- **PROVIDED MATERIAL**
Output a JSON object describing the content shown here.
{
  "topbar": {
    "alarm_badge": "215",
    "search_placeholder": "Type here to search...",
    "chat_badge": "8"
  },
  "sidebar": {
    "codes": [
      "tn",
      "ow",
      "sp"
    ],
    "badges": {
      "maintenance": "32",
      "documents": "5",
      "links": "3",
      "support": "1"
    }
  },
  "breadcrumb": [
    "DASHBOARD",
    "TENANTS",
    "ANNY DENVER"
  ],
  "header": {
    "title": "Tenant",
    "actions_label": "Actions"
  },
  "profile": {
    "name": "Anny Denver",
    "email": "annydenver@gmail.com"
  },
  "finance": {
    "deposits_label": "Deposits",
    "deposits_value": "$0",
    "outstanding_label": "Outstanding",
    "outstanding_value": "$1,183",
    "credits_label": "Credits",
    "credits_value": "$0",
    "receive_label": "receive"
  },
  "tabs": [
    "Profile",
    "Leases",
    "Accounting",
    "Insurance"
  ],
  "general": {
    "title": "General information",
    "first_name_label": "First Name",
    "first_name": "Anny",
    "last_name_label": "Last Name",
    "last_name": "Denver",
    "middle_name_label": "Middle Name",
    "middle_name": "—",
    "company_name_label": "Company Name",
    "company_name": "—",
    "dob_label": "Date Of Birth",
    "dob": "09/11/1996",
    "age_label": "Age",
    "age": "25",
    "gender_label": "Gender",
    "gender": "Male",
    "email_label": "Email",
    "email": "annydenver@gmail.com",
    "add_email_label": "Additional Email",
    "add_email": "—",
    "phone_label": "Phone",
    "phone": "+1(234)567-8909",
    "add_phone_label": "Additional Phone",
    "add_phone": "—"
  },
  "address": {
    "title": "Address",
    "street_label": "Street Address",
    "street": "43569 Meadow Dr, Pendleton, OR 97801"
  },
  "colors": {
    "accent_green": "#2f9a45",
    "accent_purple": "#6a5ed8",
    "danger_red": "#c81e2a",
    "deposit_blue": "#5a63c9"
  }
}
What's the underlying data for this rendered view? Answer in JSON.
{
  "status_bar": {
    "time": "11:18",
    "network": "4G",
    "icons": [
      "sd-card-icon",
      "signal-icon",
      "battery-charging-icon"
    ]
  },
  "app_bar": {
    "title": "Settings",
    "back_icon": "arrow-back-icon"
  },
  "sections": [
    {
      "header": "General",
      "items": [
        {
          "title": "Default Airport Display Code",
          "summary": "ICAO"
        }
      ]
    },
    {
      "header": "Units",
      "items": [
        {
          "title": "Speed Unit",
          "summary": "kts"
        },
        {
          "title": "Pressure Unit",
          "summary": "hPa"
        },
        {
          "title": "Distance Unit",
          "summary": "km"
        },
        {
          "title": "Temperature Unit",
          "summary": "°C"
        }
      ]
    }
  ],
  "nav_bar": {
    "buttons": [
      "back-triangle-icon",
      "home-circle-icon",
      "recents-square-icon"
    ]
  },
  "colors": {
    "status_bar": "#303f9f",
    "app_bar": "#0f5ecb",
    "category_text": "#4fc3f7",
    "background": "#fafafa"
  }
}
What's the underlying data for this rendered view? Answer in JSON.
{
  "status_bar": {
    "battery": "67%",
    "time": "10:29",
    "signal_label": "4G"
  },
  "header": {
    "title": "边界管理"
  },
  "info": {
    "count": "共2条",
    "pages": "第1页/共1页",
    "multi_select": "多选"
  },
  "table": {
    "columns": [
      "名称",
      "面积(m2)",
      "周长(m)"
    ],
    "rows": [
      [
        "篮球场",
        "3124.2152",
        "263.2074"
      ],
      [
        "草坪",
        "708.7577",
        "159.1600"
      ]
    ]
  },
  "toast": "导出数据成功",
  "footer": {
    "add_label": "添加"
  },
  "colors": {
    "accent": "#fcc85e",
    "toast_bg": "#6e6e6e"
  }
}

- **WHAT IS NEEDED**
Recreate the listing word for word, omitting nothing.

- **ANSWER TO THIS EXERCISE**
Output a JSON object describing the content shown here.
{
  "topbar": {
    "alarm_badge": "215",
    "search_placeholder": "Type here to search...",
    "chat_badge": "8"
  },
  "sidebar": {
    "codes": [
      "tn",
      "ow",
      "sp"
    ],
    "badges": {
      "maintenance": "32",
      "documents": "5",
      "links": "3",
      "support": "1"
    }
  },
  "breadcrumb": [
    "DASHBOARD",
    "TENANTS",
    "ANNY DENVER"
  ],
  "header": {
    "title": "Tenant",
    "actions_label": "Actions"
  },
  "profile": {
    "name": "Anny Denver",
    "email": "annydenver@gmail.com"
  },
  "finance": {
    "deposits_label": "Deposits",
    "deposits_value": "$0",
    "outstanding_label": "Outstanding",
    "outstanding_value": "$1,183",
    "credits_label": "Credits",
    "credits_value": "$0",
    "receive_label": "receive"
  },
  "tabs": [
    "Profile",
    "Leases",
    "Accounting",
    "Insurance"
  ],
  "general": {
    "title": "General information",
    "first_name_label": "First Name",
    "first_name": "Anny",
    "last_name_label": "Last Name",
    "last_name": "Denver",
    "middle_name_label": "Middle Name",
    "middle_name": "—",
    "company_name_label": "Company Name",
    "company_name": "—",
    "dob_label": "Date Of Birth",
    "dob": "09/11/1996",
    "age_label": "Age",
    "age": "25",
    "gender_label": "Gender",
    "gender": "Male",
    "email_label": "Email",
    "email": "annydenver@gmail.com",
    "add_email_label": "Additional Email",
    "add_email": "—",
    "phone_label": "Phone",
    "phone": "+1(234)567-8909",
    "add_phone_label": "Additional Phone",
    "add_phone": "—"
  },
  "address": {
    "title": "Address",
    "street_label": "Street Address",
    "street": "43569 Meadow Dr, Pendleton, OR 97801"
  },
  "colors": {
    "accent_green": "#2f9a45",
    "accent_purple": "#6a5ed8",
    "danger_red": "#c81e2a",
    "deposit_blue": "#5a63c9"
  }
}
What's the underlying data for this rendered view? Answer in JSON.
{
  "status_bar": {
    "time": "11:18",
    "network": "4G",
    "icons": [
      "sd-card-icon",
      "signal-icon",
      "battery-charging-icon"
    ]
  },
  "app_bar": {
    "title": "Settings",
    "back_icon": "arrow-back-icon"
  },
  "sections": [
    {
      "header": "General",
      "items": [
        {
          "title": "Default Airport Display Code",
          "summary": "ICAO"
        }
      ]
    },
    {
      "header": "Units",
      "items": [
        {
          "title": "Speed Unit",
          "summary": "kts"
        },
        {
          "title": "Pressure Unit",
          "summary": "hPa"
        },
        {
          "title": "Distance Unit",
          "summary": "km"
        },
        {
          "title": "Temperature Unit",
          "summary": "°C"
        }
      ]
    }
  ],
  "nav_bar": {
    "buttons": [
      "back-triangle-icon",
      "home-circle-icon",
      "recents-square-icon"
    ]
  },
  "colors": {
    "status_bar": "#303f9f",
    "app_bar": "#0f5ecb",
    "category_text": "#4fc3f7",
    "background": "#fafafa"
  }
}
What's the underlying data for this rendered view? Answer in JSON.
{
  "status_bar": {
    "battery": "67%",
    "time": "10:29",
    "signal_label": "4G"
  },
  "header": {
    "title": "边界管理"
  },
  "info": {
    "count": "共2条",
    "pages": "第1页/共1页",
    "multi_select": "多选"
  },
  "table": {
    "columns": [
      "名称",
      "面积(m2)",
      "周长(m)"
    ],
    "rows": [
      [
        "篮球场",
        "3124.2152",
        "263.2074"
      ],
      [
        "草坪",
        "708.7577",
        "159.1600"
      ]
    ]
  },
  "toast": "导出数据成功",
  "footer": {
    "add_label": "添加"
  },
  "colors": {
    "accent": "#fcc85e",
    "toast_bg": "#6e6e6e"
  }
}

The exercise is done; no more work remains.